The ongoing row over the 457 visa program threatens to belittle Australian political debate.
06 March 2013
457 visa row continues
The Australian government’s decision to tighten legislation surround the 457 visa program has provoked a political row which, according to some, is descending into pettiness which will do neither party any favours.
Prime Minister Julia Gillard's government announced it would be tightening legislation around the 457 visa program - which allows foreign workers to temporarily live and work in Australia - last month, claiming unscrupulous employers were 'rorting' the system - exploiting the rules to undercut local labour.
The opposition criticised the decision as pandering to the electorate, claiming they were unable to detail any examples of rorting and promising that the program would be a mainstay of their immigration policy should they be elected.
In response Ms Gillard claimed the system was 'riddled with rorts' but again, did not detail any specific examples. Speaking on a separate news program, Ms Gillard's recently appointed immigration minister, Brendan O'Connor, said it was hard to quantify rorts as there are 'many different ways' to exploit the system.
However, Mr O'Connor, who announced the changes originally, did mention cases of a company in Western Australia hiring 'project and program administrators' on high level wages to comply with the program's rules, before demoting the staff to other positions such as security guards.
"We have a small hospitality firm in Melbourne that says it needed to import an HR manager, [as if] to suggest there were no HR managers in the city of Melbourne," said Mr O'Connor.

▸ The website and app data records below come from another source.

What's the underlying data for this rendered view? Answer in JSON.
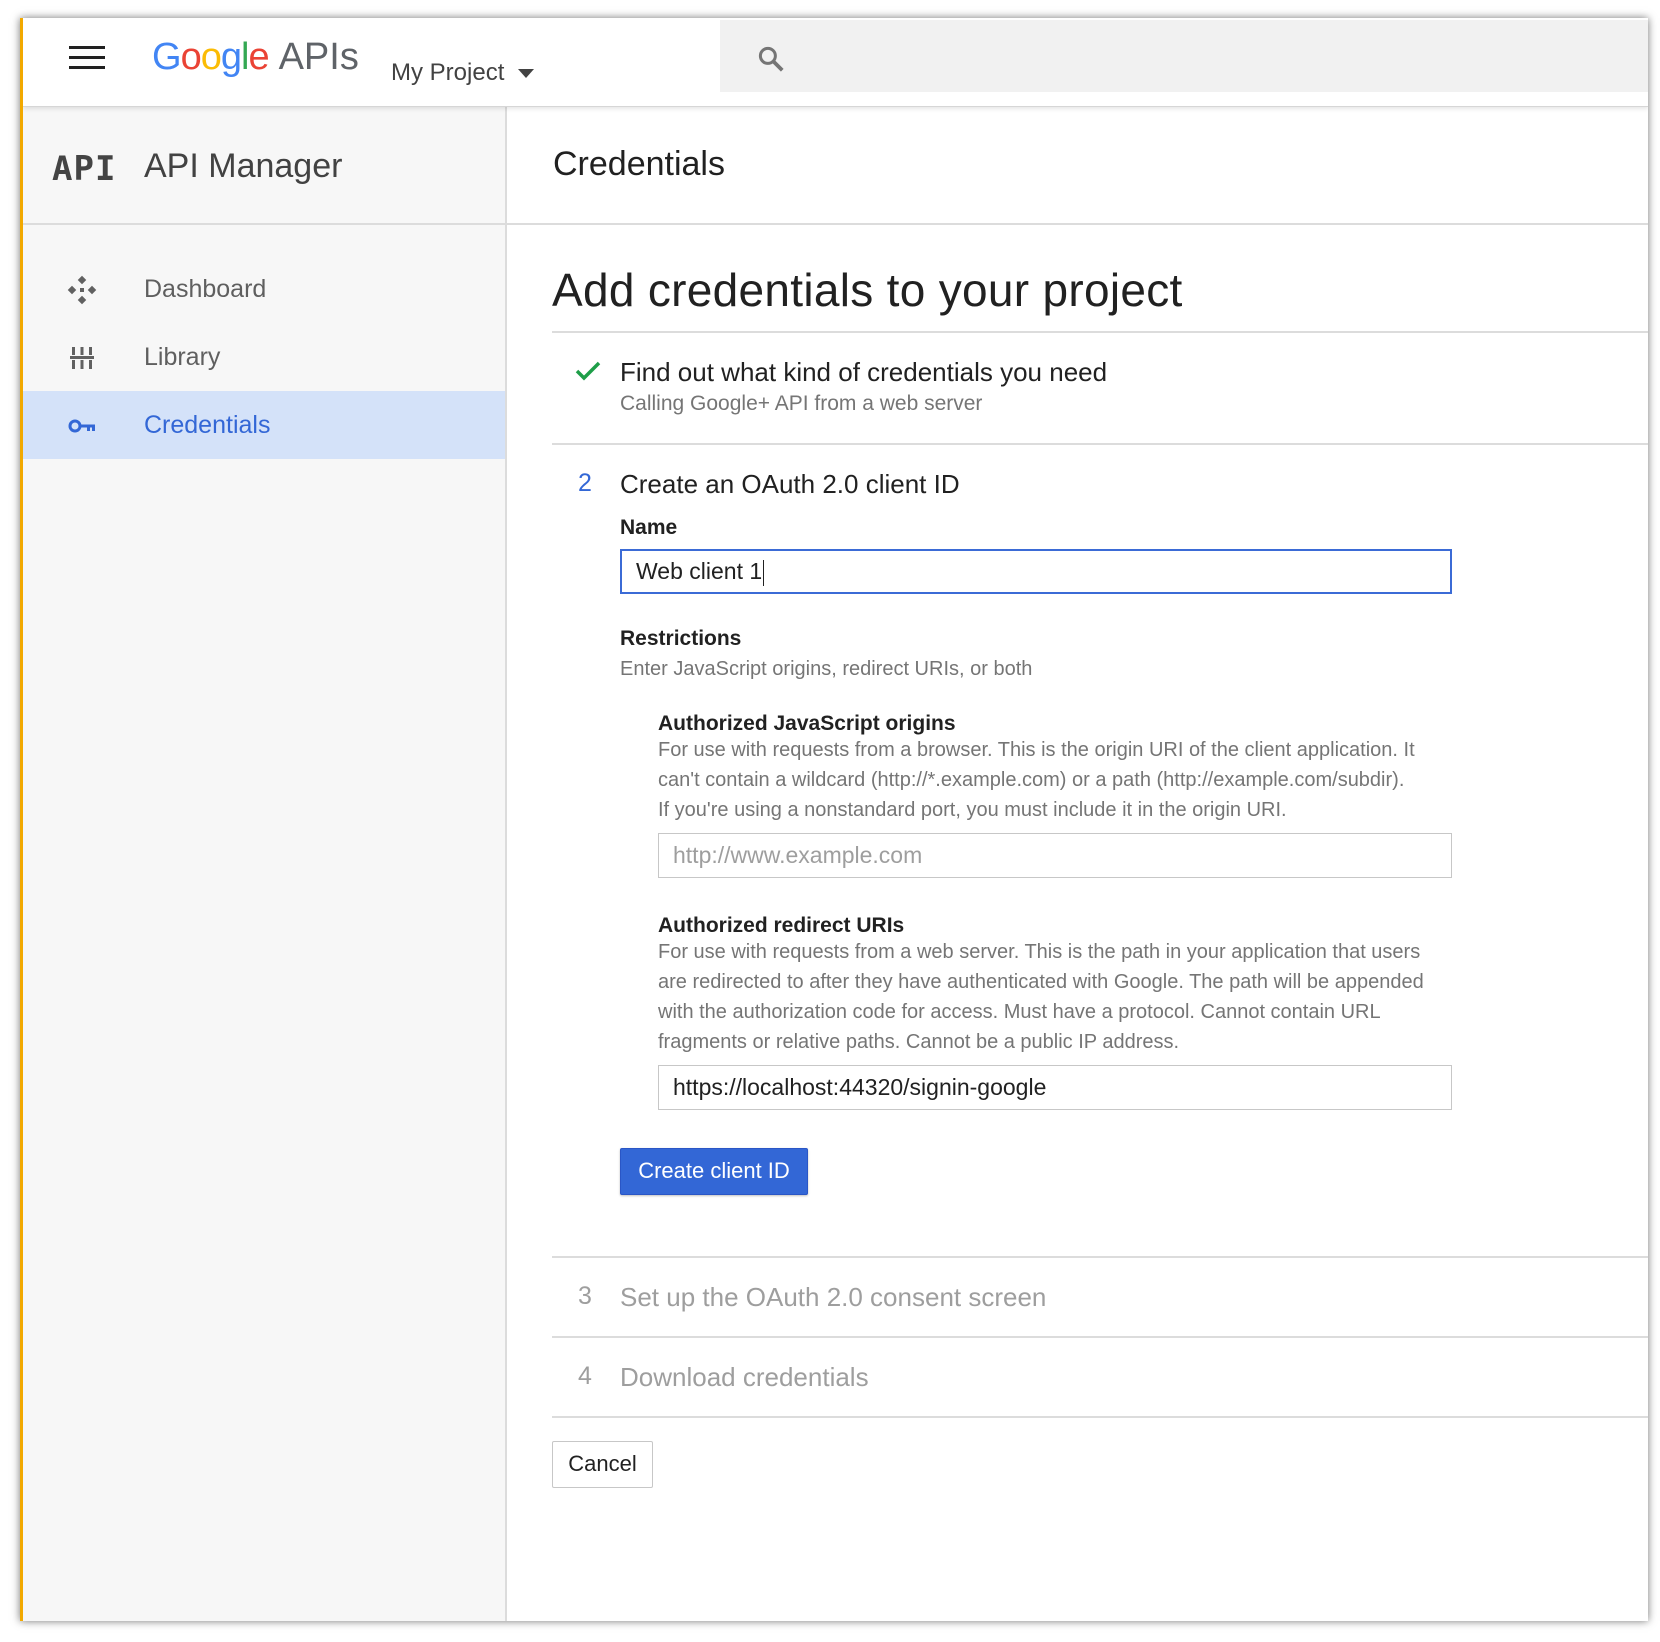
{
  "header": {
    "brand_google": "Google",
    "brand_apis": "APIs",
    "project_name": "My Project"
  },
  "sidebar": {
    "logo_text": "API",
    "title": "API Manager",
    "items": [
      {
        "label": "Dashboard",
        "icon": "dashboard-icon",
        "active": false
      },
      {
        "label": "Library",
        "icon": "library-icon",
        "active": false
      },
      {
        "label": "Credentials",
        "icon": "key-icon",
        "active": true
      }
    ]
  },
  "main": {
    "page_title": "Credentials",
    "heading": "Add credentials to your project",
    "step1": {
      "title": "Find out what kind of credentials you need",
      "subtitle": "Calling Google+ API from a web server",
      "status": "completed"
    },
    "step2": {
      "number": "2",
      "title": "Create an OAuth 2.0 client ID",
      "name_label": "Name",
      "name_value": "Web client 1",
      "restrictions_label": "Restrictions",
      "restrictions_help": "Enter JavaScript origins, redirect URIs, or both",
      "js_origins_label": "Authorized JavaScript origins",
      "js_origins_help_1": "For use with requests from a browser. This is the origin URI of the client application. It",
      "js_origins_help_2": "can't contain a wildcard (http://*.example.com) or a path (http://example.com/subdir).",
      "js_origins_help_3": "If you're using a nonstandard port, you must include it in the origin URI.",
      "js_origins_placeholder": "http://www.example.com",
      "redirect_label": "Authorized redirect URIs",
      "redirect_help_1": "For use with requests from a web server. This is the path in your application that users",
      "redirect_help_2": "are redirected to after they have authenticated with Google. The path will be appended",
      "redirect_help_3": "with the authorization code for access. Must have a protocol. Cannot contain URL",
      "redirect_help_4": "fragments or relative paths. Cannot be a public IP address.",
      "redirect_value": "https://localhost:44320/signin-google",
      "create_button": "Create client ID"
    },
    "step3": {
      "number": "3",
      "title": "Set up the OAuth 2.0 consent screen"
    },
    "step4": {
      "number": "4",
      "title": "Download credentials"
    },
    "cancel_button": "Cancel"
  },
  "colors": {
    "accent": "#3367d6",
    "active_nav_bg": "#d4e2f9",
    "check": "#1e9e48"
  }
}
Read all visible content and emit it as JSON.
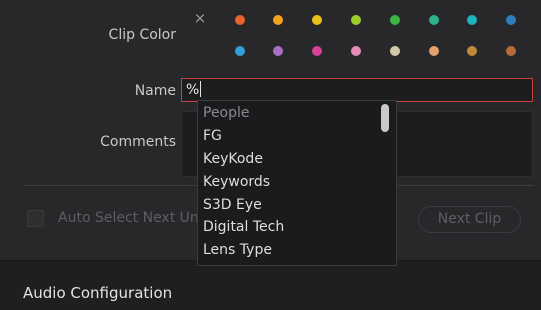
{
  "clip_color": {
    "label": "Clip Color",
    "clear_icon": "close-icon",
    "swatches_row1": [
      "#e8622c",
      "#f5a21c",
      "#e8c21a",
      "#9ecc2b",
      "#3fb547",
      "#2bb28a",
      "#20b3c0",
      "#2d7db8"
    ],
    "swatches_row2": [
      "#2e9fd8",
      "#a86fc4",
      "#d8419a",
      "#e58bb6",
      "#d3c9a8",
      "#e3a06c",
      "#c08a3a",
      "#b46a3c"
    ]
  },
  "name": {
    "label": "Name",
    "value": "%"
  },
  "comments": {
    "label": "Comments",
    "value": ""
  },
  "auto_select": {
    "label": "Auto Select Next Unreviewed Clip"
  },
  "next_clip_button": {
    "label": "Next Clip"
  },
  "section": {
    "title": "Audio Configuration"
  },
  "dropdown": {
    "items": [
      "People",
      "FG",
      "KeyKode",
      "Keywords",
      "S3D Eye",
      "Digital Tech",
      "Lens Type"
    ]
  }
}
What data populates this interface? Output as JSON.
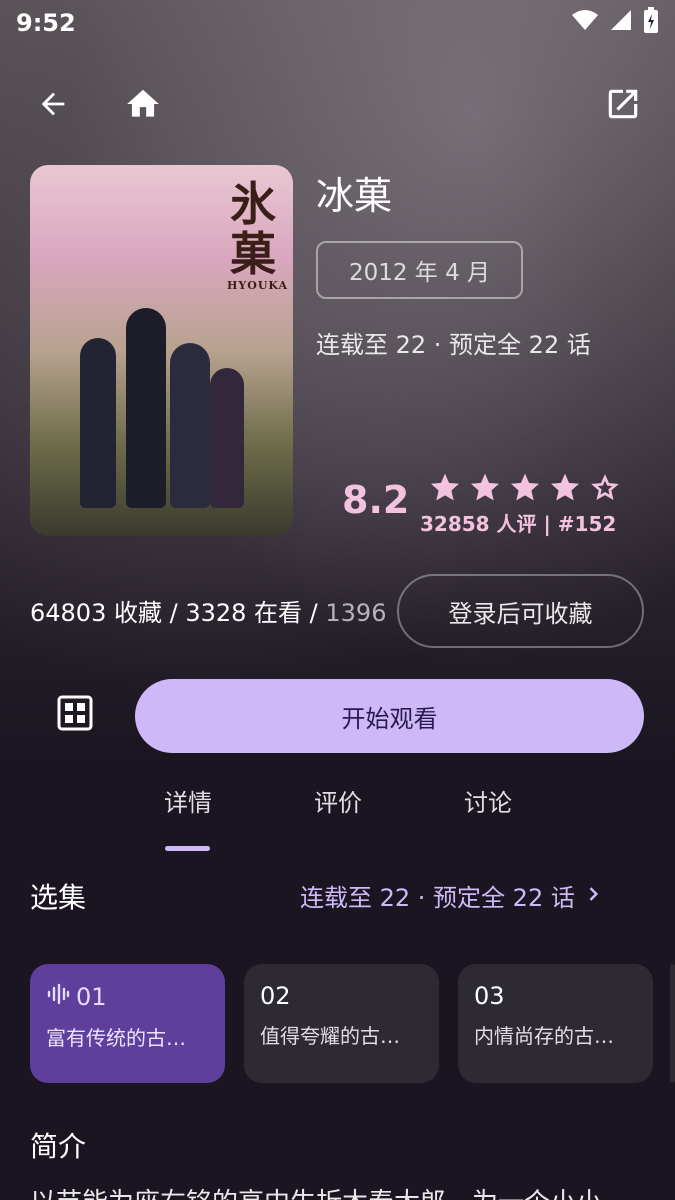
{
  "status_bar": {
    "time": "9:52"
  },
  "toolbar": {
    "back": "back-arrow",
    "home": "home",
    "open_external": "open-in-new"
  },
  "anime": {
    "title": "冰菓",
    "poster_art_title": "氷菓",
    "poster_art_sub": "HYOUKA",
    "air_date": "2012 年 4 月",
    "serial_info": "连载至 22 · 预定全 22 话",
    "score": "8.2",
    "star_rating": 4.5,
    "rating_sub": "32858 人评 | #152"
  },
  "collection": {
    "counts_bright": "64803 收藏 / 3328 在看 /",
    "counts_dim": " 1396",
    "login_button": "登录后可收藏"
  },
  "actions": {
    "watch_button": "开始观看"
  },
  "tabs": [
    {
      "label": "详情",
      "active": true
    },
    {
      "label": "评价",
      "active": false
    },
    {
      "label": "讨论",
      "active": false
    }
  ],
  "episodes_section": {
    "title": "选集",
    "link_text": "连载至 22 · 预定全 22 话",
    "episodes": [
      {
        "num": "01",
        "name": "富有传统的古…",
        "active": true
      },
      {
        "num": "02",
        "name": "值得夸耀的古…",
        "active": false
      },
      {
        "num": "03",
        "name": "内情尚存的古…",
        "active": false
      }
    ]
  },
  "synopsis_section": {
    "title": "简介",
    "text_preview": "以节能为座右铭的高中生折木奉太郎，为一个小小"
  },
  "colors": {
    "accent": "#cdb9f8",
    "pink": "#f2c2de",
    "active_ep": "#5e3f9c",
    "bg": "#1a1520"
  }
}
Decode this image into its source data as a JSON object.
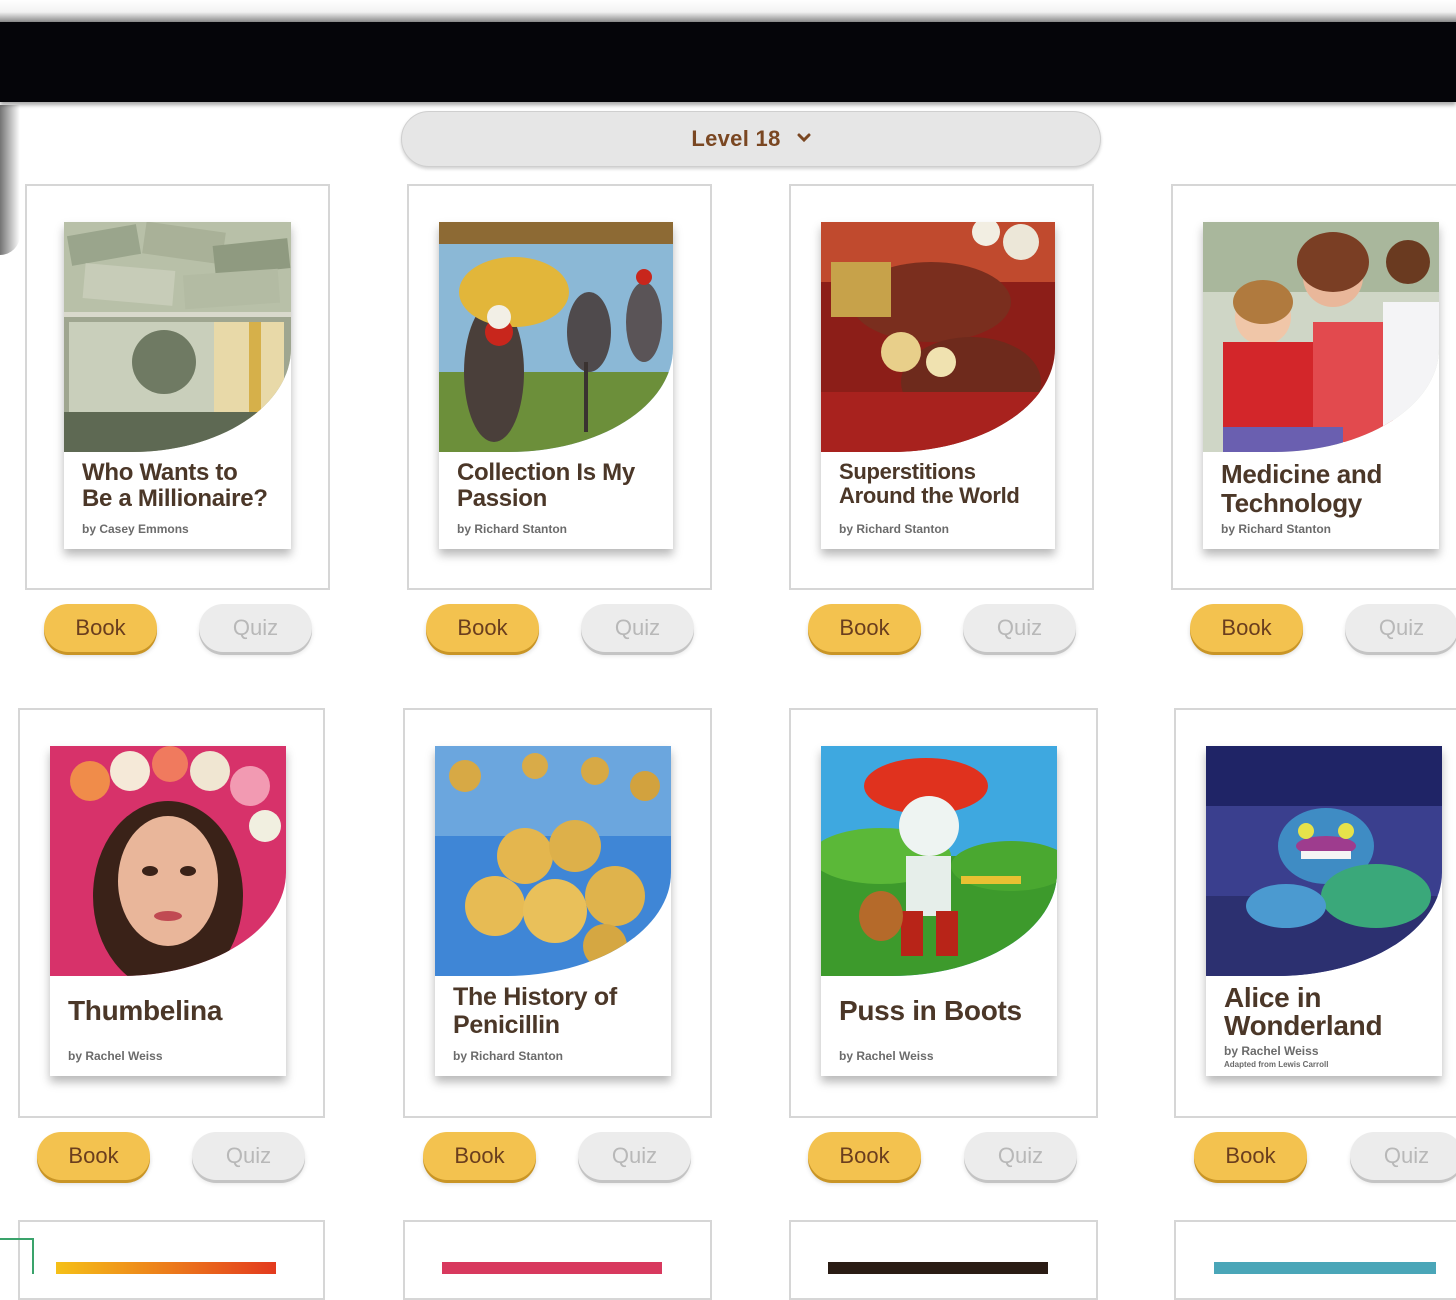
{
  "level_selector": {
    "label": "Level 18"
  },
  "books": [
    {
      "title_line1": "Who Wants to",
      "title_line2": "Be a Millionaire?",
      "author": "by Casey Emmons",
      "book_label": "Book",
      "quiz_label": "Quiz"
    },
    {
      "title_line1": "Collection Is My",
      "title_line2": "Passion",
      "author": "by Richard Stanton",
      "book_label": "Book",
      "quiz_label": "Quiz"
    },
    {
      "title_line1": "Superstitions",
      "title_line2": "Around the World",
      "author": "by Richard Stanton",
      "book_label": "Book",
      "quiz_label": "Quiz"
    },
    {
      "title_line1": "Medicine and",
      "title_line2": "Technology",
      "author": "by Richard Stanton",
      "book_label": "Book",
      "quiz_label": "Quiz"
    },
    {
      "title_line1": "Thumbelina",
      "title_line2": "",
      "author": "by Rachel Weiss",
      "book_label": "Book",
      "quiz_label": "Quiz"
    },
    {
      "title_line1": "The History of",
      "title_line2": "Penicillin",
      "author": "by Richard Stanton",
      "book_label": "Book",
      "quiz_label": "Quiz"
    },
    {
      "title_line1": "Puss in Boots",
      "title_line2": "",
      "author": "by Rachel Weiss",
      "book_label": "Book",
      "quiz_label": "Quiz"
    },
    {
      "title_line1": "Alice in",
      "title_line2": "Wonderland",
      "author": "by Rachel Weiss",
      "note": "Adapted from Lewis Carroll",
      "book_label": "Book",
      "quiz_label": "Quiz"
    }
  ],
  "colors": {
    "book_button": "#f3c24f",
    "quiz_button": "#ececec",
    "header": "#050509",
    "title_text": "#4b3728"
  }
}
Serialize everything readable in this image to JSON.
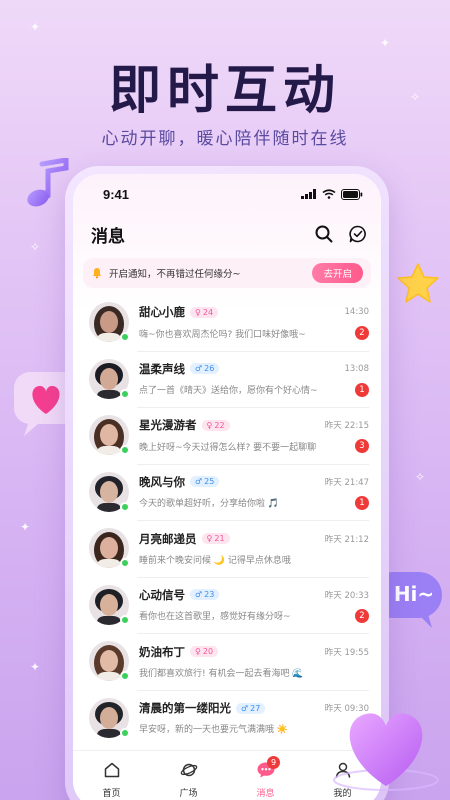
{
  "hero": {
    "title": "即时互动",
    "subtitle": "心动开聊，暖心陪伴随时在线"
  },
  "decorations": {
    "hi_bubble": "Hi~"
  },
  "status_bar": {
    "time": "9:41"
  },
  "header": {
    "title": "消息"
  },
  "notice": {
    "text": "开启通知，不再错过任何缘分~",
    "button": "去开启"
  },
  "conversations": [
    {
      "name": "甜心小鹿",
      "gender": "female",
      "age": "24",
      "time": "14:30",
      "preview": "嗨~你也喜欢周杰伦吗? 我们口味好像哦~",
      "unread": "2",
      "avatar_color": "#c99a86",
      "hair": "#3a2a24"
    },
    {
      "name": "温柔声线",
      "gender": "male",
      "age": "26",
      "time": "13:08",
      "preview": "点了一首《晴天》送给你，愿你有个好心情~",
      "unread": "1",
      "avatar_color": "#d2a994",
      "hair": "#1c1c24"
    },
    {
      "name": "星光漫游者",
      "gender": "female",
      "age": "22",
      "time": "昨天 22:15",
      "preview": "晚上好呀~今天过得怎么样? 要不要一起聊聊",
      "unread": "3",
      "avatar_color": "#e0b7a2",
      "hair": "#4a2f25"
    },
    {
      "name": "晚风与你",
      "gender": "male",
      "age": "25",
      "time": "昨天 21:47",
      "preview": "今天的歌单超好听，分享给你啦 🎵",
      "unread": "1",
      "avatar_color": "#d6b4a0",
      "hair": "#22222a"
    },
    {
      "name": "月亮邮递员",
      "gender": "female",
      "age": "21",
      "time": "昨天 21:12",
      "preview": "睡前来个晚安问候 🌙 记得早点休息哦",
      "unread": "",
      "avatar_color": "#dcb09c",
      "hair": "#3b261d"
    },
    {
      "name": "心动信号",
      "gender": "male",
      "age": "23",
      "time": "昨天 20:33",
      "preview": "看你也在这首歌里，感觉好有缘分呀~",
      "unread": "2",
      "avatar_color": "#d8b19b",
      "hair": "#1f1f26"
    },
    {
      "name": "奶油布丁",
      "gender": "female",
      "age": "20",
      "time": "昨天 19:55",
      "preview": "我们都喜欢旅行! 有机会一起去看海吧 🌊",
      "unread": "",
      "avatar_color": "#e2bba6",
      "hair": "#5a3a2a"
    },
    {
      "name": "清晨的第一缕阳光",
      "gender": "male",
      "age": "27",
      "time": "昨天 09:30",
      "preview": "早安呀，新的一天也要元气满满哦 ☀️",
      "unread": "",
      "avatar_color": "#d4ad98",
      "hair": "#222229"
    }
  ],
  "tabbar": [
    {
      "label": "首页",
      "icon": "home-icon",
      "badge": ""
    },
    {
      "label": "广场",
      "icon": "planet-icon",
      "badge": ""
    },
    {
      "label": "消息",
      "icon": "message-icon",
      "badge": "9",
      "active": true
    },
    {
      "label": "我的",
      "icon": "profile-icon",
      "badge": ""
    }
  ],
  "colors": {
    "accent": "#ff5a8c",
    "female_tag": "#f2579a",
    "male_tag": "#3a8ef3",
    "unread_badge": "#ef3a3a",
    "online_dot": "#3ccf5c",
    "hero_title": "#241a4a"
  }
}
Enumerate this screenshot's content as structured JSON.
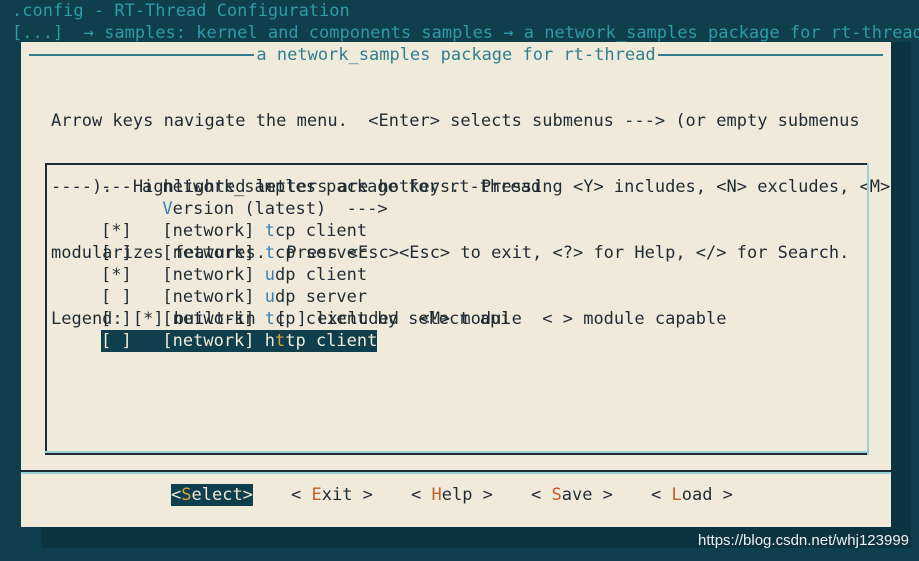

Hitting straight back, the opposition highlighted the fact that Ms Gillard's own communications director, John McTernan, is a Briton on a 457 visa.
Independent MP Rob Oakeshott said both parties' attempts to outdo one another in their rhetoric over the issue were descending into petty arguments that belittled the issue and did little for either parties' image.
"I think on the one hand we've got a party that's demonising foreign arrivals and on the other we've got a party that's demonising foreign workers," said Mr Oakeshott.
"From my perspective, I think most people will see that as a pox on both."
The Australian Visa Bureau is an independent migration consultancy specialising in helping people lodge applications with the Australian Embassy.